|Briefing Paper No. 69||October 17, 2001|
by Charlotte Twight
Charlotte Twight is a professor of economics at Boise State University, a lawyer, and the author of Dependent on D.C.:
The Rise of Federal Control over the Lives of Ordinary Americans(Palgrave/St. Martin's, January 2002), from which this is excerpted.
This chapter is adapted and reprinted with permission of the publisher from the article, "Watching You: Systematic Federal Surveillance of Ordinary Americans," Independent Review: A Journal of Political Economy, vol. 4, no. 2, Fall 1999 pp. 165–200, © Copyright 1999, The Independent Institute, 100 Swan Way, Oakland, California 94621-1428; http://www.independent.org.
To combat terrorism, Attorney General John Ashcroft has asked Congress to "enhance" the government's ability to conduct domestic surveillance of citizens. The Justice Department's legislative proposals would give federal law enforcement agents new access to personal information contained in business and school records. Before acting on those legislative proposals, lawmakers should pause to consider the extent to which the lives of ordinary Americans already are monitored by the federal government.
Over the years, the federal government has instituted a variety of data collection programs that compel the production, retention, and dissemination of personal information about every American citizen. Linked through an individual's Social Security number, these labor, medical, education and financial databases now empower the federal government to obtain a detailed portrait of any person: the checks he writes, the types of causes he supports, and what he says "privately" to his doctor. Despite widespread public concern about preserving privacy, these data collection systems have been enacted in the name of "reducing fraud" and "promoting efficiency" in various government programs.
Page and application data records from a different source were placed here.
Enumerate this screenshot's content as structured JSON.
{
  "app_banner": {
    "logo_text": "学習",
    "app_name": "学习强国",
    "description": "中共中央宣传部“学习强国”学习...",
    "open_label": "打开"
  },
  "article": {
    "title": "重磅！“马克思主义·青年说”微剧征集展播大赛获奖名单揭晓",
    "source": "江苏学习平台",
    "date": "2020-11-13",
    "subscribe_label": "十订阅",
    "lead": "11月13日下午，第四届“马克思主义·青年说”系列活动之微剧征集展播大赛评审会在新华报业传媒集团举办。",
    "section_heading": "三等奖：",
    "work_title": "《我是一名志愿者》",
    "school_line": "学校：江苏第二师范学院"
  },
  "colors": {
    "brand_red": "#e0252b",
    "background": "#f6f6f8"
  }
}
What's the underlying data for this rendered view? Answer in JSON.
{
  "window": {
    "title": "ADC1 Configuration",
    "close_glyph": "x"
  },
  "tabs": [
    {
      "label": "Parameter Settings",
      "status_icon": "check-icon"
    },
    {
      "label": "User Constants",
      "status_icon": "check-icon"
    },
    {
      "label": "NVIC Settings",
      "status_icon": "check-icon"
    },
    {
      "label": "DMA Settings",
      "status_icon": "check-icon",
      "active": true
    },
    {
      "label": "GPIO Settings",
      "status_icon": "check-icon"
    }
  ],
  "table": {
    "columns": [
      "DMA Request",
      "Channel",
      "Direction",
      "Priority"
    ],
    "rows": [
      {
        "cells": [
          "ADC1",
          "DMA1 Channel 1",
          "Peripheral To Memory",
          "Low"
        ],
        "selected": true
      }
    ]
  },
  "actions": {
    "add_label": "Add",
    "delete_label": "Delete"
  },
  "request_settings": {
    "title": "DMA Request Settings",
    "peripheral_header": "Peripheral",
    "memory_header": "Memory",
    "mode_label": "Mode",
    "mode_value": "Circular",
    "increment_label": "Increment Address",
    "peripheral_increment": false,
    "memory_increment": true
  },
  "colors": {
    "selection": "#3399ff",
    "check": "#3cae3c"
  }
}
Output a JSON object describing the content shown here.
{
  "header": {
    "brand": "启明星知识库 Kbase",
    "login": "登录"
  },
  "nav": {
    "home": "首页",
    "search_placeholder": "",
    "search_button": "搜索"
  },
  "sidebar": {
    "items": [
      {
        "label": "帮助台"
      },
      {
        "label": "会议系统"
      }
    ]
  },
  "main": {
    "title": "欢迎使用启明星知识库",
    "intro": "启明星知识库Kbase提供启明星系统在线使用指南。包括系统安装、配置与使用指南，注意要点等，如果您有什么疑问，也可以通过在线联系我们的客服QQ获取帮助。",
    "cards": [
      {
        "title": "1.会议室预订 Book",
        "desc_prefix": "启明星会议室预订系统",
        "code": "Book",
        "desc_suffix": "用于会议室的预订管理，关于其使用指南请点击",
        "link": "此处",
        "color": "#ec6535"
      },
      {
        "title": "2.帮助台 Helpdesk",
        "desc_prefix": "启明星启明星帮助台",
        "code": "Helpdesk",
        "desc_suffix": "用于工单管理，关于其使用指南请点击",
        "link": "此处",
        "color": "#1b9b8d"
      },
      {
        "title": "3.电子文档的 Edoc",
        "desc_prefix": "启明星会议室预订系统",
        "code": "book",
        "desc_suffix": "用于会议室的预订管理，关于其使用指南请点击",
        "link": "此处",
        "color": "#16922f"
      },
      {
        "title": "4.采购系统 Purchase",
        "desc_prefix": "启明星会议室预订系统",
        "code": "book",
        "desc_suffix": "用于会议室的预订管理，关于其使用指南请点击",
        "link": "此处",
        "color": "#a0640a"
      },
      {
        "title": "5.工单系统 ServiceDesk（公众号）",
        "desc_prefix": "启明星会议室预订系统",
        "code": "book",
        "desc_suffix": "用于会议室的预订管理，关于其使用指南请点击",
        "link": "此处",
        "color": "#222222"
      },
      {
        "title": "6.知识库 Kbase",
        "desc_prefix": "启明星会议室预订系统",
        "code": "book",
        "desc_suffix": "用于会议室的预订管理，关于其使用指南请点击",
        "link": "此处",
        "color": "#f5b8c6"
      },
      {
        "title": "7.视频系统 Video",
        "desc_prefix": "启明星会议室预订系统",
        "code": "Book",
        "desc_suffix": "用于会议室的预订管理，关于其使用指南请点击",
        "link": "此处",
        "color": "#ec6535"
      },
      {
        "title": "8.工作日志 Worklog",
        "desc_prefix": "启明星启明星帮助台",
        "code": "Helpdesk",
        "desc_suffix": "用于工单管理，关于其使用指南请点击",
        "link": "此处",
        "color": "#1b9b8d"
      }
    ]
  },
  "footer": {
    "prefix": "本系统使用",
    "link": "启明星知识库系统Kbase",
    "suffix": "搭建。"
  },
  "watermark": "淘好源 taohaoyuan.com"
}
Having exposed most areas of American life to ongoing government scrutiny and recording, Congress is now poised to expand and universalize federal tracking of citizen life. The inevitable consequence of such constant surveillance, however, is metastasizing government control over society. If that happens, our government will have perverted its most fundamental mission and destroyed the privacy and liberty that it was supposed to protect.
|Full Text of Briefing Paper No. 69 (PDF, 34 pgs, 166 Kb)|
© 2001 The Cato Institute
Please send comments to webmaster